START Source material
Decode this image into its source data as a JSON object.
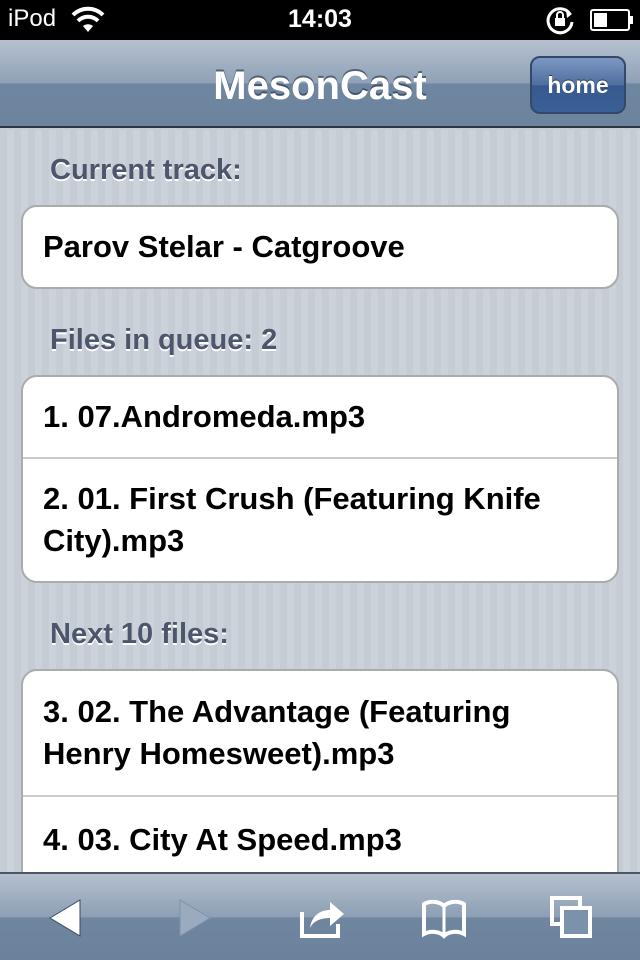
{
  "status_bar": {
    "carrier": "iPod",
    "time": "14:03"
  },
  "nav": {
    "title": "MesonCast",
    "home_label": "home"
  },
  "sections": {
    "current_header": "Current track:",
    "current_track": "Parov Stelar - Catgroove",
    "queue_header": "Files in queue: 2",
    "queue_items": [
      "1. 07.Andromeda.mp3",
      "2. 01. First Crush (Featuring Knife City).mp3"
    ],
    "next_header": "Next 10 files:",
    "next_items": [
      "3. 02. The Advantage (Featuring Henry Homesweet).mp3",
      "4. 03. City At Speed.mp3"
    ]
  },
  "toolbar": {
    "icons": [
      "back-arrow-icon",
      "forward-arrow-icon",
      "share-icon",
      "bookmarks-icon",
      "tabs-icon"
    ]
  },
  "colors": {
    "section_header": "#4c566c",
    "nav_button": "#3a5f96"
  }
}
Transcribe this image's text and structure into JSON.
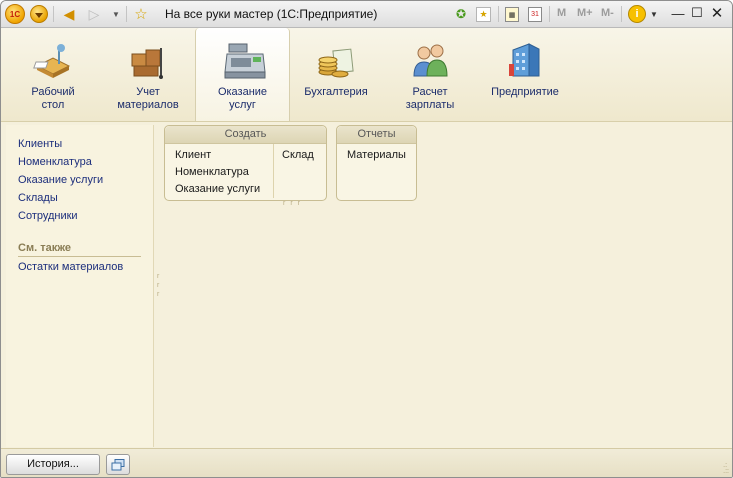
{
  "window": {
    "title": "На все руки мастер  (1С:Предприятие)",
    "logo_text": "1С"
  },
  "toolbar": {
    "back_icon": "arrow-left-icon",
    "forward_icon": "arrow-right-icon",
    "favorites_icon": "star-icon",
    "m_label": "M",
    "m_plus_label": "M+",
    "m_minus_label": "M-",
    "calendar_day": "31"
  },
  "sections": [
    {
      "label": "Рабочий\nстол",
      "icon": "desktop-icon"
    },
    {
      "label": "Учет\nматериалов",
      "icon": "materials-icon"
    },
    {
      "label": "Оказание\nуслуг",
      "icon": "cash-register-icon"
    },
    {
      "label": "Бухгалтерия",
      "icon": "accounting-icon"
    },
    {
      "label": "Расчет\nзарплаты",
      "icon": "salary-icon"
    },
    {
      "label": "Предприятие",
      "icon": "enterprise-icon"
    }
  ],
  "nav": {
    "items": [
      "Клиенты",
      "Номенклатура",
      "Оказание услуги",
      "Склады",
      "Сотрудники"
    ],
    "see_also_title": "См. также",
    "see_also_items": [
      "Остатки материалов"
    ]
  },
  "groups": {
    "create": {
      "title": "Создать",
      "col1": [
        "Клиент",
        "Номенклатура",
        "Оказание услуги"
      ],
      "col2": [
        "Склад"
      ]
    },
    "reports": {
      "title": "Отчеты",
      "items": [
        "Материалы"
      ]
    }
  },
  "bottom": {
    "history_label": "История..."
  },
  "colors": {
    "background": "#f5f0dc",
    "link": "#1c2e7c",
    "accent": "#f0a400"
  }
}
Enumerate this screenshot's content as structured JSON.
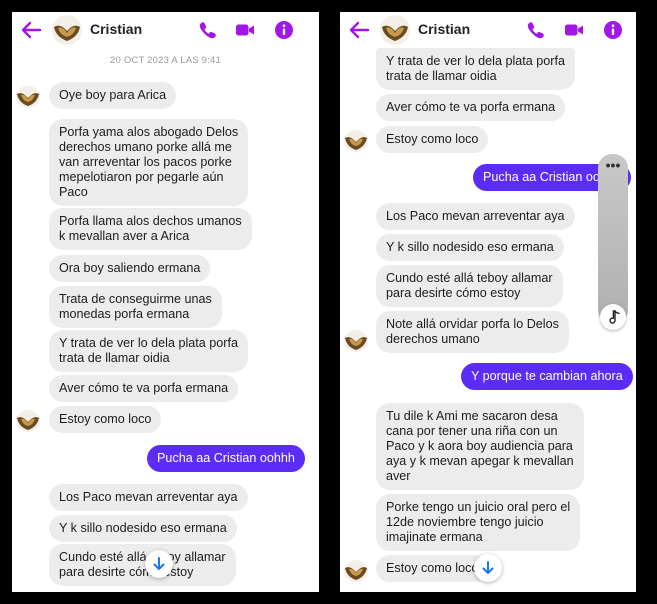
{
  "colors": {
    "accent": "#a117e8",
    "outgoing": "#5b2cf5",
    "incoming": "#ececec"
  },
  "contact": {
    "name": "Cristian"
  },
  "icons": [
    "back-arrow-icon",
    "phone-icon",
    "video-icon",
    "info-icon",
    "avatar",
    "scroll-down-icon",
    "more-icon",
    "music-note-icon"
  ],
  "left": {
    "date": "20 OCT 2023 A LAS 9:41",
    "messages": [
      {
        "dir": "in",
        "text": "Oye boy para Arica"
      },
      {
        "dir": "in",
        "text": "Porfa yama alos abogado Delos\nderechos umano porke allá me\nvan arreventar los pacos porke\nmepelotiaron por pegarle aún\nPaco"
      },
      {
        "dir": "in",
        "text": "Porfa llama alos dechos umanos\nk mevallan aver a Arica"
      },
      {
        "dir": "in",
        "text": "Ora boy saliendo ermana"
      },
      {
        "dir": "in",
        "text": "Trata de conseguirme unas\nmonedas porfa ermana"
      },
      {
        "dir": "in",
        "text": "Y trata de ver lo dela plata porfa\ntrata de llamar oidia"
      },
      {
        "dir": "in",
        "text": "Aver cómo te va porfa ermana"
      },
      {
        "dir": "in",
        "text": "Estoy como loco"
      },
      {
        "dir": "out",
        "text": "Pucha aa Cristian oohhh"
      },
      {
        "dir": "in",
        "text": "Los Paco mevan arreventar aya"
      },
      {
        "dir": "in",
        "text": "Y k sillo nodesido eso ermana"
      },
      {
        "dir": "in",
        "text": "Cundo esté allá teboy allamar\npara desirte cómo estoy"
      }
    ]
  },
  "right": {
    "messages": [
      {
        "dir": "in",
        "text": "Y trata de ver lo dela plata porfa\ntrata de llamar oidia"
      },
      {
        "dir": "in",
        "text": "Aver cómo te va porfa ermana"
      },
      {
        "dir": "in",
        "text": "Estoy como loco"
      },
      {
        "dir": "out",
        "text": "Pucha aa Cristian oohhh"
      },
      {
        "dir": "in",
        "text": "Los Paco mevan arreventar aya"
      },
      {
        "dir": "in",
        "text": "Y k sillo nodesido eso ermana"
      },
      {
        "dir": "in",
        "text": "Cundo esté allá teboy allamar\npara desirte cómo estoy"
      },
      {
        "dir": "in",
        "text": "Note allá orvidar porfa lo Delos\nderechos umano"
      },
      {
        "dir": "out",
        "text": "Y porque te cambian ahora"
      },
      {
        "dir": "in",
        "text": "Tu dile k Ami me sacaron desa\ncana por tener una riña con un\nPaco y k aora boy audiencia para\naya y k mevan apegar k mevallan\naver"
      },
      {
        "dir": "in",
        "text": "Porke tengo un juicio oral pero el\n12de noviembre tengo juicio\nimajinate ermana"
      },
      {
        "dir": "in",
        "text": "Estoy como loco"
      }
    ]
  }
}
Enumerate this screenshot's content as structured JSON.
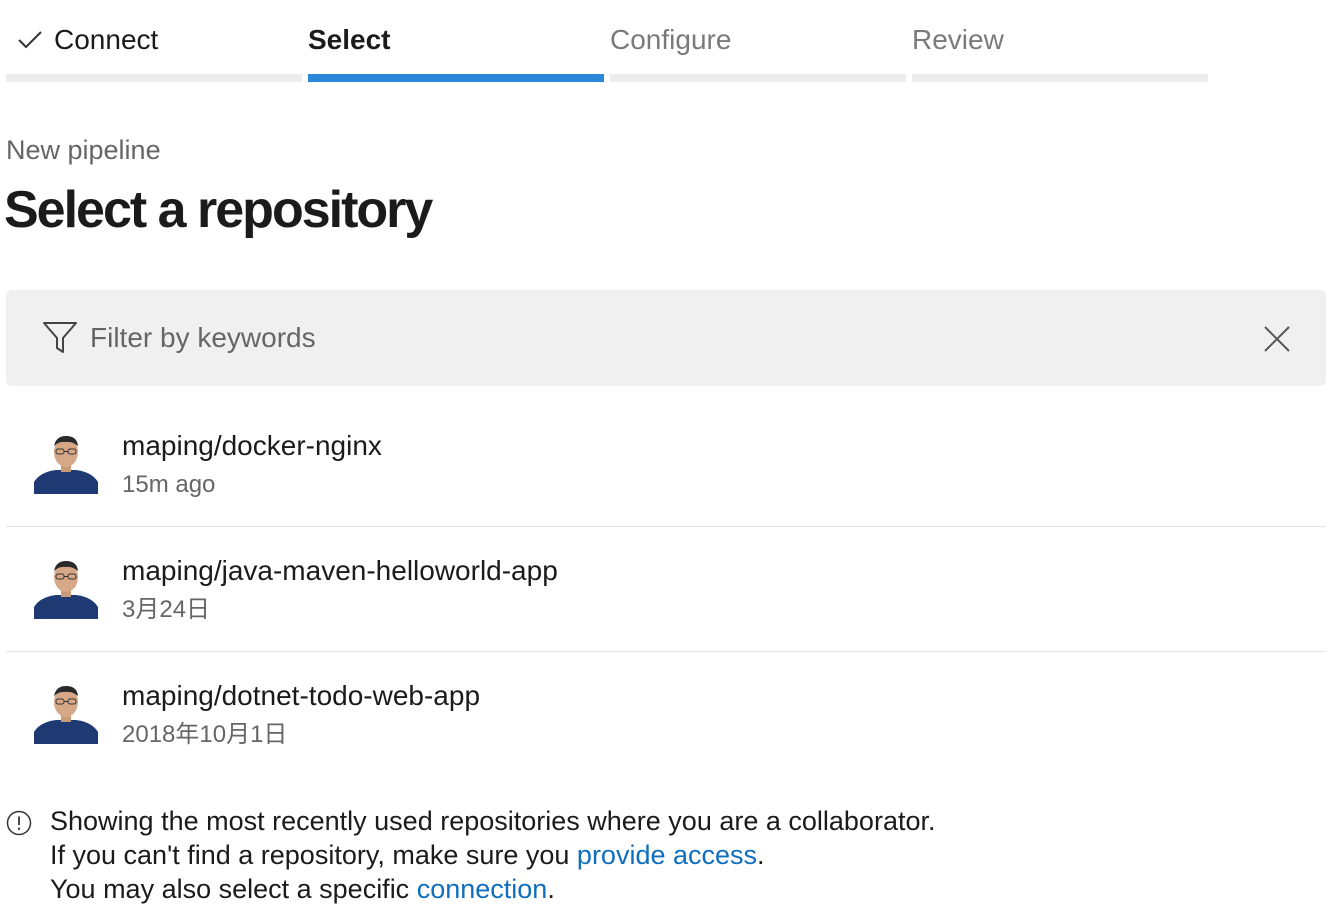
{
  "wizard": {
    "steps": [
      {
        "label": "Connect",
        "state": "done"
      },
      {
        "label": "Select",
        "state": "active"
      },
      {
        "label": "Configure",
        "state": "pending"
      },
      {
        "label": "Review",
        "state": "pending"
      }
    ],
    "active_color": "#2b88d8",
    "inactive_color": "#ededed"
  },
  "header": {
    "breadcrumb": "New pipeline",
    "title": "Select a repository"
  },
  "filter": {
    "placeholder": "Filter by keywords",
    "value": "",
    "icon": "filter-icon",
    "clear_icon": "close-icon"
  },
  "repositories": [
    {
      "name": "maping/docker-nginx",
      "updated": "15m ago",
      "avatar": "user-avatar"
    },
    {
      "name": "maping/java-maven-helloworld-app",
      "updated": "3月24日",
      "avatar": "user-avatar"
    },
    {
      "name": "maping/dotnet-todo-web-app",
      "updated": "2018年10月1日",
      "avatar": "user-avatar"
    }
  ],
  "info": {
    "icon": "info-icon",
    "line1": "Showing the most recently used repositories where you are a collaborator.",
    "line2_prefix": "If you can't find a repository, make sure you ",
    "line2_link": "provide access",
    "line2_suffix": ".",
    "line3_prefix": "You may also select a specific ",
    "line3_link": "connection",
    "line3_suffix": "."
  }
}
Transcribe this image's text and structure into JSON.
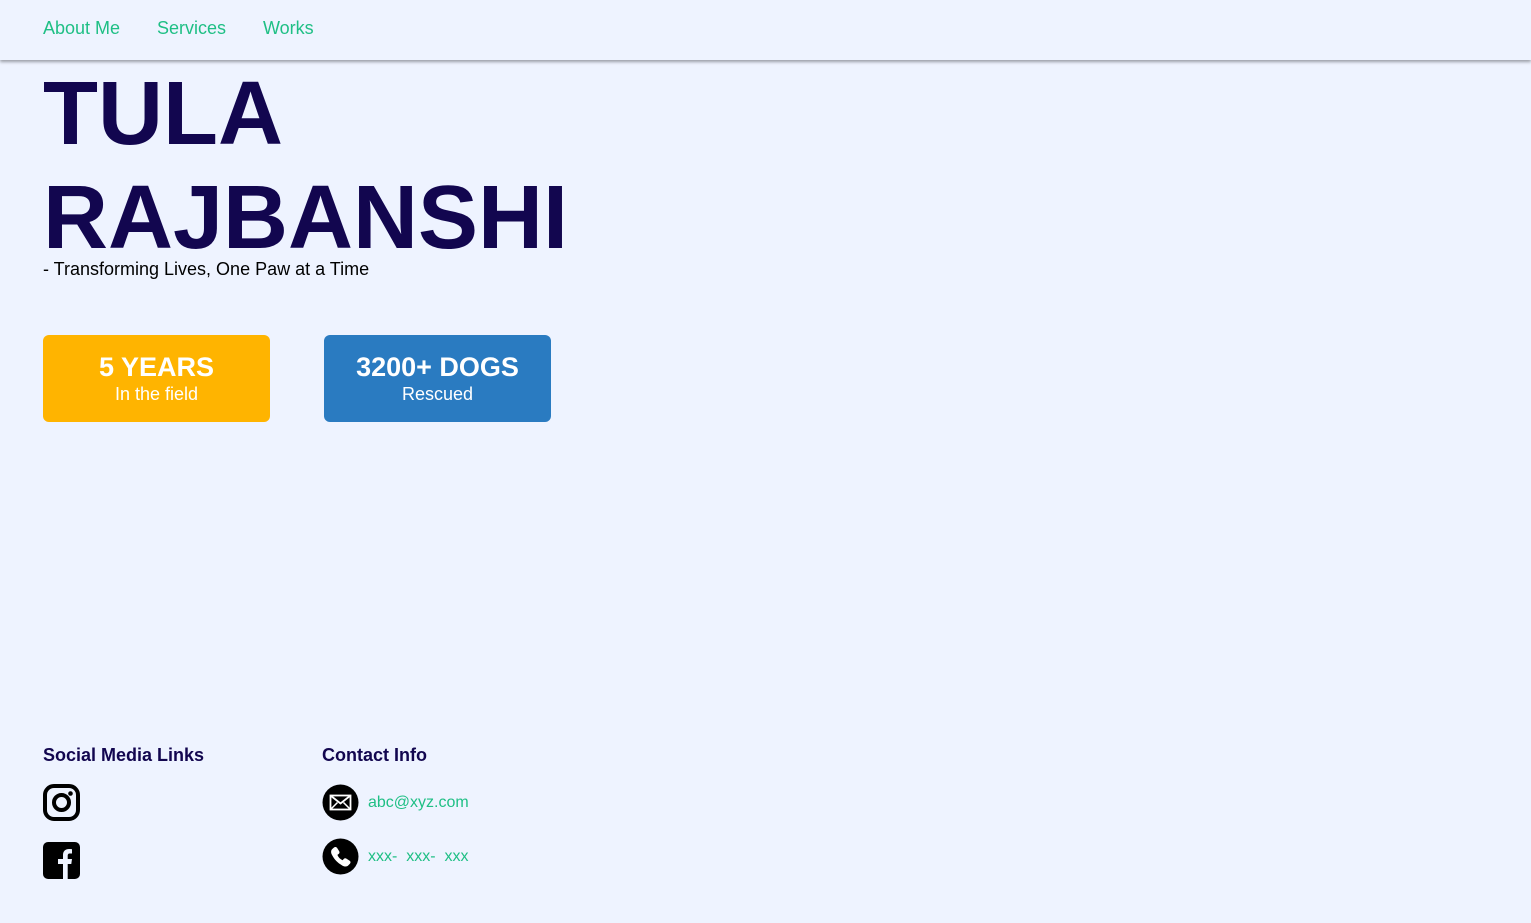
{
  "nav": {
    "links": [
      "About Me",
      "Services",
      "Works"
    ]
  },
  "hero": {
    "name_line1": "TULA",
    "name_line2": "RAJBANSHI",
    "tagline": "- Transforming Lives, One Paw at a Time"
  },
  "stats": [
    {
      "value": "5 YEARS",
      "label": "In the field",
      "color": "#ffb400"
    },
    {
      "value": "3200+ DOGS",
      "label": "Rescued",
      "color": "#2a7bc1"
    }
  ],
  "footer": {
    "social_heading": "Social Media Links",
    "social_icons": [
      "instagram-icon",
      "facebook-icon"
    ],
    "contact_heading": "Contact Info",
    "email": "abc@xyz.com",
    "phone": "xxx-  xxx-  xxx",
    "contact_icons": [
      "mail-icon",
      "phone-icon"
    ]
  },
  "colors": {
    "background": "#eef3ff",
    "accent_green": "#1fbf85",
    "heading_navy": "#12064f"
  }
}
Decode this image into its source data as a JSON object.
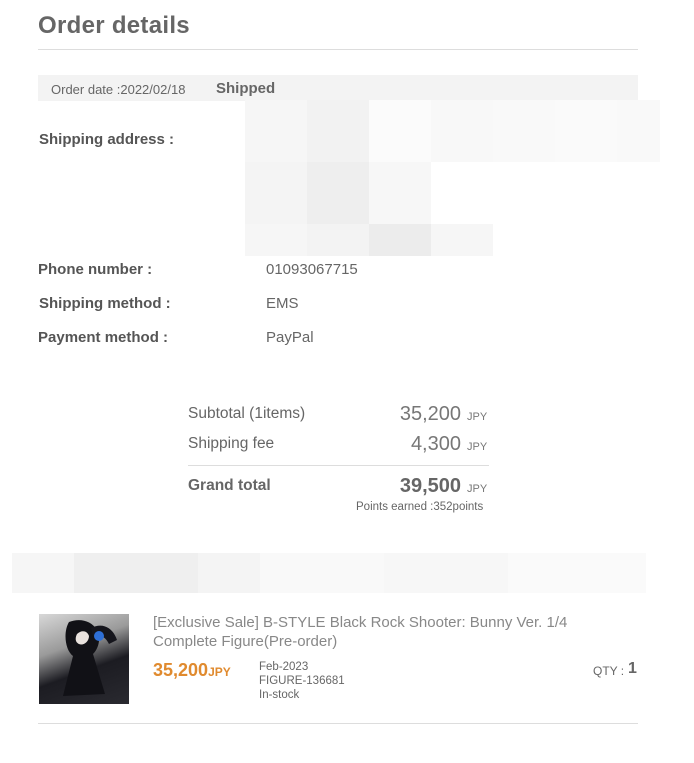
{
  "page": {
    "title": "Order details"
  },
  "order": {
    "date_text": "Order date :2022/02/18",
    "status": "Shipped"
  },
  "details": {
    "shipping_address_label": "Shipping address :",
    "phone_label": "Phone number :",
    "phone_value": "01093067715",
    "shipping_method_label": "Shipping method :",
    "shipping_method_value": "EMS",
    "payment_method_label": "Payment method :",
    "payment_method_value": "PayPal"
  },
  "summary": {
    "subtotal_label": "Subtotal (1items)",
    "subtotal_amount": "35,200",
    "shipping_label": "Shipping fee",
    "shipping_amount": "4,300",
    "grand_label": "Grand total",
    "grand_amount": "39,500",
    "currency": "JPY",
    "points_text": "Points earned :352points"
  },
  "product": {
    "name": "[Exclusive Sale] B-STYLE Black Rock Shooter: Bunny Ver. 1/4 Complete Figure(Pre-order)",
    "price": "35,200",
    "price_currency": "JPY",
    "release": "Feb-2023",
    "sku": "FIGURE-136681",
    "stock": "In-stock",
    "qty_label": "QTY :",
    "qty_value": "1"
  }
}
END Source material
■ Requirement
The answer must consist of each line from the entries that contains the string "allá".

■ Answer to this problem
        "text": "Porfa yama alos abogado Delos\nderechos umano porke allá me\nvan arreventar los pacos porke\nmepelotiaron por pegarle aún\nPaco"
        "text": "Cundo esté allá teboy allamar\npara desirte cómo estoy"
        "text": "Cundo esté allá teboy allamar\npara desirte cómo estoy"
        "text": "Note allá orvidar porfa lo Delos\nderechos umano"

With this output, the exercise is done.